Task directions: Your output should be the entries below, exact in every detail.

-------

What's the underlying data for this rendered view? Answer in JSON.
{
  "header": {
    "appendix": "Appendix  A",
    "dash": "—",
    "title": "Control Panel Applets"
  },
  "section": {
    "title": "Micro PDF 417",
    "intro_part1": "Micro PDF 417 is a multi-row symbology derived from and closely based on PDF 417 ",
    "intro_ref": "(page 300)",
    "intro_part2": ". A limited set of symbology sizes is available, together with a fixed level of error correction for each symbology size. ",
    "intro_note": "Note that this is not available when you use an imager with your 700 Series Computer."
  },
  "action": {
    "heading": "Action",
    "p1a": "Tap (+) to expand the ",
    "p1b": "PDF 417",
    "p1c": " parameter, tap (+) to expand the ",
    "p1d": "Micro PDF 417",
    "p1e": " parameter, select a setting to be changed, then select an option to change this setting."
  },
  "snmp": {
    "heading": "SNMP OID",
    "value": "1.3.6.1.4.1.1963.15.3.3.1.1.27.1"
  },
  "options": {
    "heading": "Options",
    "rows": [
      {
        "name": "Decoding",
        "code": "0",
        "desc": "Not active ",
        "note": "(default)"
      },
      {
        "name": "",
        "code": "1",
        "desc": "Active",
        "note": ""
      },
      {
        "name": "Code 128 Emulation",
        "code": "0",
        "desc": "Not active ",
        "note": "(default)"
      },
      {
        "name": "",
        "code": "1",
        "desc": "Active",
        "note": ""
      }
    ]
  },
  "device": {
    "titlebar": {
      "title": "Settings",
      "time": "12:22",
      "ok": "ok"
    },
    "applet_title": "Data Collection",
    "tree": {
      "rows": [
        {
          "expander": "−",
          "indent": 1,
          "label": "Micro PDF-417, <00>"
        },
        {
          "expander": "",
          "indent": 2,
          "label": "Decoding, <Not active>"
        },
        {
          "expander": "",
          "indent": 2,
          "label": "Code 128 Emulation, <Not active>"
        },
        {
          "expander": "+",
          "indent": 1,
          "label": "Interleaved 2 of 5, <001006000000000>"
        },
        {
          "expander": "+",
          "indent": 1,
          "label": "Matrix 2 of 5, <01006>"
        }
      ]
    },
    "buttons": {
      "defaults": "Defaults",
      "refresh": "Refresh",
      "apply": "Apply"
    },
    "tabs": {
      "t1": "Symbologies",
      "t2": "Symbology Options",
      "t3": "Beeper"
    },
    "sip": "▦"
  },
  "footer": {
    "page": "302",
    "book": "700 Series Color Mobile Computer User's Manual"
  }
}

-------

Solution for this exercise:
What's the underlying data for this rendered view? Answer in JSON.
{
  "header": {
    "appendix": "Appendix  A",
    "dash": "—",
    "title": "Control Panel Applets"
  },
  "section": {
    "title": "Micro PDF 417",
    "intro_part1": "Micro PDF 417 is a multi-row symbology derived from and closely based on PDF 417 ",
    "intro_ref": "(page 300)",
    "intro_part2": ". A limited set of symbology sizes is available, together with a fixed level of error correction for each symbology size. ",
    "intro_note": "Note that this is not available when you use an imager with your 700 Series Computer."
  },
  "action": {
    "heading": "Action",
    "p1a": "Tap (+) to expand the ",
    "p1b": "PDF 417",
    "p1c": " parameter, tap (+) to expand the ",
    "p1d": "Micro PDF 417",
    "p1e": " parameter, select a setting to be changed, then select an option to change this setting."
  },
  "snmp": {
    "heading": "SNMP OID",
    "value": "1.3.6.1.4.1.1963.15.3.3.1.1.27.1"
  },
  "options": {
    "heading": "Options",
    "rows": [
      {
        "name": "Decoding",
        "code": "0",
        "desc": "Not active ",
        "note": "(default)"
      },
      {
        "name": "",
        "code": "1",
        "desc": "Active",
        "note": ""
      },
      {
        "name": "Code 128 Emulation",
        "code": "0",
        "desc": "Not active ",
        "note": "(default)"
      },
      {
        "name": "",
        "code": "1",
        "desc": "Active",
        "note": ""
      }
    ]
  },
  "device": {
    "titlebar": {
      "title": "Settings",
      "time": "12:22",
      "ok": "ok"
    },
    "applet_title": "Data Collection",
    "tree": {
      "rows": [
        {
          "expander": "−",
          "indent": 1,
          "label": "Micro PDF-417, <00>"
        },
        {
          "expander": "",
          "indent": 2,
          "label": "Decoding, <Not active>"
        },
        {
          "expander": "",
          "indent": 2,
          "label": "Code 128 Emulation, <Not active>"
        },
        {
          "expander": "+",
          "indent": 1,
          "label": "Interleaved 2 of 5, <001006000000000>"
        },
        {
          "expander": "+",
          "indent": 1,
          "label": "Matrix 2 of 5, <01006>"
        }
      ]
    },
    "buttons": {
      "defaults": "Defaults",
      "refresh": "Refresh",
      "apply": "Apply"
    },
    "tabs": {
      "t1": "Symbologies",
      "t2": "Symbology Options",
      "t3": "Beeper"
    },
    "sip": "▦"
  },
  "footer": {
    "page": "302",
    "book": "700 Series Color Mobile Computer User's Manual"
  }
}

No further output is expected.